--- GIVEN RECORDS Enclosed Below ---

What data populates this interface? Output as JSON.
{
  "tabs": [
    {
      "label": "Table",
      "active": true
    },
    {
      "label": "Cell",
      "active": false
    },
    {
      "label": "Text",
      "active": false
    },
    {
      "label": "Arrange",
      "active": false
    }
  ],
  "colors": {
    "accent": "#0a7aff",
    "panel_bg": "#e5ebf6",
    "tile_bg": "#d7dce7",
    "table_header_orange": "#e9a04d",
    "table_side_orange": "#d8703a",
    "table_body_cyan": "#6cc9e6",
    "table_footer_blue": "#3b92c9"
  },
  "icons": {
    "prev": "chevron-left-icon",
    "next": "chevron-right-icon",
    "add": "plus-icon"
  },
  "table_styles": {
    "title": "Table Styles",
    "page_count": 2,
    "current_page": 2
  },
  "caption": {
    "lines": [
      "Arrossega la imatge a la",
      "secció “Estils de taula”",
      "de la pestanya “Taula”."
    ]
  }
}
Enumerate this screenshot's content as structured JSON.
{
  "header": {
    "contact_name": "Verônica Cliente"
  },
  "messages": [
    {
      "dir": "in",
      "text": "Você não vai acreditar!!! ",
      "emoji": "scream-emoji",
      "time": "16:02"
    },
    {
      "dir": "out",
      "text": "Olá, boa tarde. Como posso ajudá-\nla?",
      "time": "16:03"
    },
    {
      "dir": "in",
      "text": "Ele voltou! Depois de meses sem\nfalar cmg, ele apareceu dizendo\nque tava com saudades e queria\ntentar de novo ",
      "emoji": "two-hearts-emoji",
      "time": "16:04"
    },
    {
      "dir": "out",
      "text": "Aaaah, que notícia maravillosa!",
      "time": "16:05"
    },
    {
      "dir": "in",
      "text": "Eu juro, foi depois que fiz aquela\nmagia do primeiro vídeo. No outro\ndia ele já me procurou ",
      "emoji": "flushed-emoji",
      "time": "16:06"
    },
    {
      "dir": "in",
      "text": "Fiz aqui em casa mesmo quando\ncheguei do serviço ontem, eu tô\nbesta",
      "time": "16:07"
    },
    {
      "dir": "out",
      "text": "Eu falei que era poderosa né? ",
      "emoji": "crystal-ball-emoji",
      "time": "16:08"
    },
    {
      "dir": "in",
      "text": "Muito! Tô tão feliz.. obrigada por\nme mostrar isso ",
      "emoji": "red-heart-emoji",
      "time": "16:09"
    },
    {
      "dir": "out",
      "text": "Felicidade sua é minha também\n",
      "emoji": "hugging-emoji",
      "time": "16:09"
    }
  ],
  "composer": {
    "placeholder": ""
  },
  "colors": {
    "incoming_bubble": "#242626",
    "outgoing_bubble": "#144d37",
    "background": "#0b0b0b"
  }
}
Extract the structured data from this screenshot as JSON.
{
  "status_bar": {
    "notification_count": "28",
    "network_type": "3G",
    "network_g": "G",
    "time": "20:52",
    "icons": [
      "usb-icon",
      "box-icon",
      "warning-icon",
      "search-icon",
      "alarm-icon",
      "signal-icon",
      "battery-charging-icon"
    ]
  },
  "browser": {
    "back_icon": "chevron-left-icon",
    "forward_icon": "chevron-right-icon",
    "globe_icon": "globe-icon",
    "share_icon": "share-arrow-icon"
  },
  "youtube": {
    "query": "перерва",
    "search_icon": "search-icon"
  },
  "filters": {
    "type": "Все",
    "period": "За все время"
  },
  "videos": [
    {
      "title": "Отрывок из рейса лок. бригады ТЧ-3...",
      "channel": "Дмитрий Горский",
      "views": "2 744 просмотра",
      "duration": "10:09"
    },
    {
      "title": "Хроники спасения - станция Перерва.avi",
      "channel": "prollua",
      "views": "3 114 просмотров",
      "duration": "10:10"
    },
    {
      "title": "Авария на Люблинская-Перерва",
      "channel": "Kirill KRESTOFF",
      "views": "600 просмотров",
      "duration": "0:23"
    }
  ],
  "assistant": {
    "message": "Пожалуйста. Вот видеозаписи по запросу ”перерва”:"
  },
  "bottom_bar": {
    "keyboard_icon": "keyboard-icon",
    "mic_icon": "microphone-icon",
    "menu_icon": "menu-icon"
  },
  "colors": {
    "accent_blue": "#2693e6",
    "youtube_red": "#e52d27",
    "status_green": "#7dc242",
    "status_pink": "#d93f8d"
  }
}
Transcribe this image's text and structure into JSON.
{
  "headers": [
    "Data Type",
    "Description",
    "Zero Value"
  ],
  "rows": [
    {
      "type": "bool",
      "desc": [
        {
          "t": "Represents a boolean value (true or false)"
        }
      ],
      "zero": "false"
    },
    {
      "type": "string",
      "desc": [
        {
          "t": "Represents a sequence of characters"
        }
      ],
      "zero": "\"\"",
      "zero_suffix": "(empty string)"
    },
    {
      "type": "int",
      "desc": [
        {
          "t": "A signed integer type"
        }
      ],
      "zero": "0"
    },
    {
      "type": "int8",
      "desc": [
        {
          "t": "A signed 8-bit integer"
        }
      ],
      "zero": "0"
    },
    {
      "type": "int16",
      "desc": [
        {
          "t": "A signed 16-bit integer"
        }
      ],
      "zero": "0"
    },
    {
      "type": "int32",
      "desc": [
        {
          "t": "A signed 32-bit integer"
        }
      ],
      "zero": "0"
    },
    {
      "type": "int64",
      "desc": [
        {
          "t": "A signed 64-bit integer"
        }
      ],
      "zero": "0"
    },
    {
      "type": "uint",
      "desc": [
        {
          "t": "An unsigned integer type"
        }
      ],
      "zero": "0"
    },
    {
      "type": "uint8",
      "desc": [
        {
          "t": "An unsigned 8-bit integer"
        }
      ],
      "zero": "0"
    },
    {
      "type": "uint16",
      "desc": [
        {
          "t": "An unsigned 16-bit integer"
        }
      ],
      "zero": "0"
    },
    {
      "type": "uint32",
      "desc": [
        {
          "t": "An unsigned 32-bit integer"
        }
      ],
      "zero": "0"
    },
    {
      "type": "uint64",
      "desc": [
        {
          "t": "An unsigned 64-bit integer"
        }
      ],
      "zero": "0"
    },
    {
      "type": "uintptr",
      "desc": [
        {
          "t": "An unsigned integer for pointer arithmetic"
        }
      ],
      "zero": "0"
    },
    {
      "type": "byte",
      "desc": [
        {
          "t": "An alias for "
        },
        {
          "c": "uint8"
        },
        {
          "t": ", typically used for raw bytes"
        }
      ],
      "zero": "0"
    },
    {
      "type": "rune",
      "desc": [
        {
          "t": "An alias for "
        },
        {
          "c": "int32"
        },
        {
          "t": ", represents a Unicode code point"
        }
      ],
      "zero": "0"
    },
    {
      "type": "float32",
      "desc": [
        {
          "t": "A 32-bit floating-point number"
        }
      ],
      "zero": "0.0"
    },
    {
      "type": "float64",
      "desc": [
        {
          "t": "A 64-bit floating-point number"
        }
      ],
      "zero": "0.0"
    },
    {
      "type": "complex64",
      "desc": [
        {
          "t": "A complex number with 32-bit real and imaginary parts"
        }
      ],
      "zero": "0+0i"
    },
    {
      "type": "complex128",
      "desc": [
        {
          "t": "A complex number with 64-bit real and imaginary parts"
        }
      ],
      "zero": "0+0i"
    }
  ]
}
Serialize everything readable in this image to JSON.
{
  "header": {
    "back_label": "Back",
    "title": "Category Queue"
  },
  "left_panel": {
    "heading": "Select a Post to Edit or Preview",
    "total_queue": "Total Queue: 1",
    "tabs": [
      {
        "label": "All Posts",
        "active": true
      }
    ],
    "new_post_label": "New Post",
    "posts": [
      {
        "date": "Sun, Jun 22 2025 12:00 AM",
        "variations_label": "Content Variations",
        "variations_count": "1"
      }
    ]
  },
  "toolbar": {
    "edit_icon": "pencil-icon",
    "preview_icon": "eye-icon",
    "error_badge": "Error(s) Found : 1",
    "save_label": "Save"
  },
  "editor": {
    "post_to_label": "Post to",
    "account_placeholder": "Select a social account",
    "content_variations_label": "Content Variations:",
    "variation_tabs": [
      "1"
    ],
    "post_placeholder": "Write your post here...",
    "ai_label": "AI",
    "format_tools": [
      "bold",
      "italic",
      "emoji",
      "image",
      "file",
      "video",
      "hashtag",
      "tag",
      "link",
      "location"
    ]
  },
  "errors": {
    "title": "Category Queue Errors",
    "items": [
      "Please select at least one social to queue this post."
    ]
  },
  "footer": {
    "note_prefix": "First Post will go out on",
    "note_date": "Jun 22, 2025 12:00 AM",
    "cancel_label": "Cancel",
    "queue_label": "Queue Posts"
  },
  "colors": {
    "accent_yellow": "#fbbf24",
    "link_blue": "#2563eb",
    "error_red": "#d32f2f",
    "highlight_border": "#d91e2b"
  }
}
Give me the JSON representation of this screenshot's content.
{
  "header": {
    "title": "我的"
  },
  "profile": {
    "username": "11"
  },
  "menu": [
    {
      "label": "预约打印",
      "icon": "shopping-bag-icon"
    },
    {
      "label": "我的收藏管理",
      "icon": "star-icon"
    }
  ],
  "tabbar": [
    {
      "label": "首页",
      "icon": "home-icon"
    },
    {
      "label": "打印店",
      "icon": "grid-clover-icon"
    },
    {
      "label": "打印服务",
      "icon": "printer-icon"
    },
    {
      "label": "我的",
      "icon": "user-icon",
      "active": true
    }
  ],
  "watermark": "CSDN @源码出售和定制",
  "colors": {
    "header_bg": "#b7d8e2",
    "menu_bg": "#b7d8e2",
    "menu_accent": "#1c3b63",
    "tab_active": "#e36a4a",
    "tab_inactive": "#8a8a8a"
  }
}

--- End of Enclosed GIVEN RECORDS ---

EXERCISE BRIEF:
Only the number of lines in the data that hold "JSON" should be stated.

SOLVED PROBLEM:
6